▶ _How to complete this task_:
Pick out the lines below that include the string "tablepre".

[Given entries]

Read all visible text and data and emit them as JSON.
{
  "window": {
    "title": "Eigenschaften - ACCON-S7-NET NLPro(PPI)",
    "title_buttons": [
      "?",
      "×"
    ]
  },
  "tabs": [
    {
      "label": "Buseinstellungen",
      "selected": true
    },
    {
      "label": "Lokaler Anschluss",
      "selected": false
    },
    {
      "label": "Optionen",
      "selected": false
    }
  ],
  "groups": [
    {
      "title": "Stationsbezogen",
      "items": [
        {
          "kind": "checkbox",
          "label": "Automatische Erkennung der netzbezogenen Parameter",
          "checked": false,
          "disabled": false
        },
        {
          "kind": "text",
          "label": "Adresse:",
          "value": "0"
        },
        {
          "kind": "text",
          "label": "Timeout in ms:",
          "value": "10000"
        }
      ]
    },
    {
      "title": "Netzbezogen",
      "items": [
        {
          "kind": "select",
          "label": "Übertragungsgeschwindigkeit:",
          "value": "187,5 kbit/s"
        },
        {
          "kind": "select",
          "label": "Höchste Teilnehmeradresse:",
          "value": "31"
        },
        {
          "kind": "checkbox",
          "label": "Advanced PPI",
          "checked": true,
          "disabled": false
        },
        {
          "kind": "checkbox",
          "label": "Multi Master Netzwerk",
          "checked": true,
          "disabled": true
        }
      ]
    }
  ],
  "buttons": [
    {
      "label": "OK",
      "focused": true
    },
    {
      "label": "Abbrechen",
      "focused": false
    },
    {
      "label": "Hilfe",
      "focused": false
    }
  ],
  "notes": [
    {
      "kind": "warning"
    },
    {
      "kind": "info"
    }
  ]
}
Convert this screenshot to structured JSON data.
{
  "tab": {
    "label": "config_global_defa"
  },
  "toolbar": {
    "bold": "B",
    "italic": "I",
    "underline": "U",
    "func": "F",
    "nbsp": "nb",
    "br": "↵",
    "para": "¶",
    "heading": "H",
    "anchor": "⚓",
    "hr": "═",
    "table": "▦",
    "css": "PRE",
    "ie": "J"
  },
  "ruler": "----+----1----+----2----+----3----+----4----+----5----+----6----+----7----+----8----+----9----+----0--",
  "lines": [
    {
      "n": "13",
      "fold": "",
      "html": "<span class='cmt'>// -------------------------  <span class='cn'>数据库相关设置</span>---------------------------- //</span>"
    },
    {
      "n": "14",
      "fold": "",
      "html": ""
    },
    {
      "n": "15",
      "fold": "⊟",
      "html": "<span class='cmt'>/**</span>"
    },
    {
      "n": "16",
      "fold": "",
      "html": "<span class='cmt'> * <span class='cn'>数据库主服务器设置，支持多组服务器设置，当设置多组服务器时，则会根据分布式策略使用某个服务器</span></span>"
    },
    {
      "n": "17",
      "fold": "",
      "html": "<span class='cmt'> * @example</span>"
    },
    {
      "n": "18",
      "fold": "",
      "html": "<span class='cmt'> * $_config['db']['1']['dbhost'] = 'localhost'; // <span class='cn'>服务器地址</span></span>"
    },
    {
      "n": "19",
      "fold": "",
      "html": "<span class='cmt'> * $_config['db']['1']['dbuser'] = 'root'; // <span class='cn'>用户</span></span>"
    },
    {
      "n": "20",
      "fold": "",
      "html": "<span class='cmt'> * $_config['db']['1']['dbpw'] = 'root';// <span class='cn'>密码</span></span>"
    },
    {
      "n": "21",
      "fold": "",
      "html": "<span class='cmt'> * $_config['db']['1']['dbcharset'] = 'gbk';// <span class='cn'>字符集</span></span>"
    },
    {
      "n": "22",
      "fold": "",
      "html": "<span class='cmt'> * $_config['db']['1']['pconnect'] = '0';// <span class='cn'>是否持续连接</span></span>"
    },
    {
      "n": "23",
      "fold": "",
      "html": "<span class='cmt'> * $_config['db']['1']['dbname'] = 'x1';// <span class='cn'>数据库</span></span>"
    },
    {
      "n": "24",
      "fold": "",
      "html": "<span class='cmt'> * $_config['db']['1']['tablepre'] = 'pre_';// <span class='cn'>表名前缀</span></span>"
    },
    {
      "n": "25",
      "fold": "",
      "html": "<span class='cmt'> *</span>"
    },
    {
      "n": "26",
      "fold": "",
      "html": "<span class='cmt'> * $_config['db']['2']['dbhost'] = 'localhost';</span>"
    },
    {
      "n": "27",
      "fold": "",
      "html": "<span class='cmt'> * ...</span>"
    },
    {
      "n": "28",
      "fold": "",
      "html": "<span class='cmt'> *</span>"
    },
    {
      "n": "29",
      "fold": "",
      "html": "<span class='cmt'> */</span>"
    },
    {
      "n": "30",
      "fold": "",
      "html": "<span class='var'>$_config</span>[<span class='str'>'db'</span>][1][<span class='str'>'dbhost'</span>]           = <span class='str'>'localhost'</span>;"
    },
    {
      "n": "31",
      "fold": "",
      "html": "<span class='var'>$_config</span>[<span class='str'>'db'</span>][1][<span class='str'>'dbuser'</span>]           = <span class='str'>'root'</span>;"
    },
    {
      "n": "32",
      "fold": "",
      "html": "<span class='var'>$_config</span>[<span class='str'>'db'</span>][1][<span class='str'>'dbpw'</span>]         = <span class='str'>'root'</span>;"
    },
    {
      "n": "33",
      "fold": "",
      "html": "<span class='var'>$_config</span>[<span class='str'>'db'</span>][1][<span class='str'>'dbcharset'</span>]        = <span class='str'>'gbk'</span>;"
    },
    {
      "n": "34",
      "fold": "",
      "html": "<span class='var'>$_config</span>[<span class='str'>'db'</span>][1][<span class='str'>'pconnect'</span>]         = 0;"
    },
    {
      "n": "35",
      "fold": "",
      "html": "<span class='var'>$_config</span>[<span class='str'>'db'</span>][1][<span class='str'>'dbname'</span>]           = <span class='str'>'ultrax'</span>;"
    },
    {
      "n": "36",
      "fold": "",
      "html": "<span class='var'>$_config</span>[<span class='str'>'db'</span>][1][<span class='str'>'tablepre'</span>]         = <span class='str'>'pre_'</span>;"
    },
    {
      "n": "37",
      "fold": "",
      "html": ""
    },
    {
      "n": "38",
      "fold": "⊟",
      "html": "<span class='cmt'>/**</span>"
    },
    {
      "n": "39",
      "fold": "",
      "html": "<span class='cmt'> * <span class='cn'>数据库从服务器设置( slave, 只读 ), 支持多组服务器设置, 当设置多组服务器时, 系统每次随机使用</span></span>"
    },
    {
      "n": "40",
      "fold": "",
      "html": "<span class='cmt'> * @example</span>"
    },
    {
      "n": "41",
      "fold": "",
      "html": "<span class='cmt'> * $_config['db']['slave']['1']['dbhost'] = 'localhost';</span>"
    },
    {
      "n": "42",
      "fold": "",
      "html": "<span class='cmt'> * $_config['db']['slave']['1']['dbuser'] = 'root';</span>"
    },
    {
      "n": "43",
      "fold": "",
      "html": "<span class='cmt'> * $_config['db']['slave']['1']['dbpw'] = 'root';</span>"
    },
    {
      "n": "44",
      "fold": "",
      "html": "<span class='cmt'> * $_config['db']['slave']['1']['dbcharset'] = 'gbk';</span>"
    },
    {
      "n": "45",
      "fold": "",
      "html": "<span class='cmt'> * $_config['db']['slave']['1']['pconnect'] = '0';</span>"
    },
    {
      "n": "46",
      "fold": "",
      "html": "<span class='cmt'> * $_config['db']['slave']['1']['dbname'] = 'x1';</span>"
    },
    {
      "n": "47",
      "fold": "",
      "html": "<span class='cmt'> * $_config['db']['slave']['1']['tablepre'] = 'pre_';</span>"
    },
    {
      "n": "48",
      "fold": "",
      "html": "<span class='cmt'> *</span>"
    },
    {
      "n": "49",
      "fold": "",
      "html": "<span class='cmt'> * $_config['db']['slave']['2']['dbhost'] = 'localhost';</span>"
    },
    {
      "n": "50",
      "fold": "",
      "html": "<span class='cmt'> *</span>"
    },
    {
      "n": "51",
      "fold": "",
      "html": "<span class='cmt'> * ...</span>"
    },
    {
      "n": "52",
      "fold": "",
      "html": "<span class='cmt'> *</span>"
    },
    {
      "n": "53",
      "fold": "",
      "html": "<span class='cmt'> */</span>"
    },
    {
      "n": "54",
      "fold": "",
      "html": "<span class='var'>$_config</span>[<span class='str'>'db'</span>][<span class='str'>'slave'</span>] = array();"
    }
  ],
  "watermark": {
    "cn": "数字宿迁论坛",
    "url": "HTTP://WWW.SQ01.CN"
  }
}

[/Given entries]

▶ _Result_:
      "html": "<span class='cmt'> * $_config['db']['1']['tablepre'] = 'pre_';// <span class='cn'>表名前缀</span></span>"
      "html": "<span class='var'>$_config</span>[<span class='str'>'db'</span>][1][<span class='str'>'tablepre'</span>]         = <span class='str'>'pre_'</span>;"
      "html": "<span class='cmt'> * $_config['db']['slave']['1']['tablepre'] = 'pre_';</span>"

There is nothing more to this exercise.